Dan Hust | Democrat
THE BURDEN OF travel for Sullivan County residents was a main reason cited by NYS Education Commissioner Richard Mills for rejected a bid to merge Sullivan BOCES with Ulster-Orange BOCES..
State nixes BOCES merger idea
By Jeanne Sager
LIBERTY The fear that’s weighed over Sullivan County BOCES since last summer has past.
Merger is off the table.
New York State Education Commissioner Richard Mills informed BOCES Board President Edward Furchak Jr. in a letter Tuesday that he has decided against forcing the county’s educational cooperative to join forces with its counterpart in Orange and Ulster counties.
For Sullivan BOCES, the news was met with a giant sigh of relief.
“We’re thrilled with the decision,” said Susan Schmidt, chief operating officer and assistant superintendent for finance and management services. “This gives BOCES new life.”
The office in Liberty was notified of a possible merger edict last summer when then-District Superintendent Dr. Martin Handler announced he would be stepping down from his post to pursue other career options.
Rather than allowing BOCES to kick off a search for Handler’s successor, the state informed the board that a look at merging the organization with the already consolidated Orange-Ulster BOCES would kick off immediately.
With an enrollment of around 10,000 students, Sullivan BOCES is well below the state’s suggested enrollment of 40,000 for a BOCES, making it a prime target for merger.
A survey taken in the fall was followed up with a study by the Rockefeller Institute of Government of the State University of New York over the winter months, with a public hearing on the proposal in February.
The results of all three landed on Mills’ desk for the head of state education to make the final decision.
“As commissioner,” he said, “I have determined that a merger between the sole supervisory district of Sullivan County and the sole supervisory district of Orange and Ulster counties is not the best course of action at this time.”
Mills cited one of residents’ chief concerns the large area a merged district would cover and the burden of travel it would put on students and educators among his reasons for reconsidering the state’s stance.

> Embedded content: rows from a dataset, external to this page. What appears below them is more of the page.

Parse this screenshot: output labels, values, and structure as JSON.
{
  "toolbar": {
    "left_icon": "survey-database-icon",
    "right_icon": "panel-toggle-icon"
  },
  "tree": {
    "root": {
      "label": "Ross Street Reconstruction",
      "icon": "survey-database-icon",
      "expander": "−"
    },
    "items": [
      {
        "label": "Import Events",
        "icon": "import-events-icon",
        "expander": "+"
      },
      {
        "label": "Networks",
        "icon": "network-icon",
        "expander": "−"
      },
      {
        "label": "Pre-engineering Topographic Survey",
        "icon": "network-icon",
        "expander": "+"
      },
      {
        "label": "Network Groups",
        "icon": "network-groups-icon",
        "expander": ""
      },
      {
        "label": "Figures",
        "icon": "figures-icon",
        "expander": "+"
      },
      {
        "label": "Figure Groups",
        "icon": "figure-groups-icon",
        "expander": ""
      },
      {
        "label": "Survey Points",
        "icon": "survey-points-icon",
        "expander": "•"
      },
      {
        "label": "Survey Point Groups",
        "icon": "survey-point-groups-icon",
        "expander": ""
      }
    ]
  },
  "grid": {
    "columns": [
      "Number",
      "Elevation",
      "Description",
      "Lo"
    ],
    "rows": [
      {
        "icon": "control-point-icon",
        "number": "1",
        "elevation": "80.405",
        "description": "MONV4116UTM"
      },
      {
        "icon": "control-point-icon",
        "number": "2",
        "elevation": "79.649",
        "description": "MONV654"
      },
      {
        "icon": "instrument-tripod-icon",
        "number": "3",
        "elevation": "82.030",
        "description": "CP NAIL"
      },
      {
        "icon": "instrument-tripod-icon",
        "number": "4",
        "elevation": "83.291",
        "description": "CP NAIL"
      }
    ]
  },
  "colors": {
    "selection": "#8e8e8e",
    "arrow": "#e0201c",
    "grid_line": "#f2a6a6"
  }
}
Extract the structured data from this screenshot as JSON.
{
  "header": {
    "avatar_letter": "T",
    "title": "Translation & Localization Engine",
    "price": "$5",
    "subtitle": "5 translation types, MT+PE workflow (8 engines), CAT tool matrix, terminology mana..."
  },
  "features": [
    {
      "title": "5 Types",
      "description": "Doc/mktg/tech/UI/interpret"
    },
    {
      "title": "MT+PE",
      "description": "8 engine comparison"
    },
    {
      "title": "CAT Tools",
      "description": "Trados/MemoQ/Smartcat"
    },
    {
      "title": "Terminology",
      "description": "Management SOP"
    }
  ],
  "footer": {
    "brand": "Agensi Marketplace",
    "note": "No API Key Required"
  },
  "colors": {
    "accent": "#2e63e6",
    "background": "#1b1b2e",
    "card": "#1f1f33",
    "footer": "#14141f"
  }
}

Also ranking high in the argument was a cost analysis that proved savings that may have been realized by the elimination of administration positions (with one central office created for the merged BOCES) would have been negated by the increased costs of paying educators.
Salaries at Orange Ulster BOCES are significantly higher than those in Sullivan County, and with a leveling up of the contracts, Mills said “the record does not establish a high probability that costs would be reduced.”
Even with the administration currently in place, the state found the Sullivan BOCES’ administrative budget was just 7 percent of its total budget. Compared to a state average of 6.5 percent, the state study determined that was not “unfavorable,” especially in light of the small enrollment.
Schmidt said her staff was buoyed by the realization on the state’s behalf that Sullivan BOCES is answering to the students.
According to Mills letter, “the record also shows that Sullivan BOCES appears to be meeting the special education needs of the students in its component districts.”
Career and tech programming, one of Sullivan BOCES’ strong suits, got a thumbs up for providing nineteen different paths for students compared to a state average of 20. What’s more, 92 percent of the students in career and tech at Sullivan BOCES actually finish the program.
Sullivan BOCES will be reporting on an annual basis to the state regarding both finances and student achievement.
“We’re going to have to be really innovative with our districts,” Schmidt said. “But everyone is really committed to that. We have a great group of superintendents.”
First up: a superintendent search. The board will meet next week to begin discussing the process of finally replacing Dr. Handler.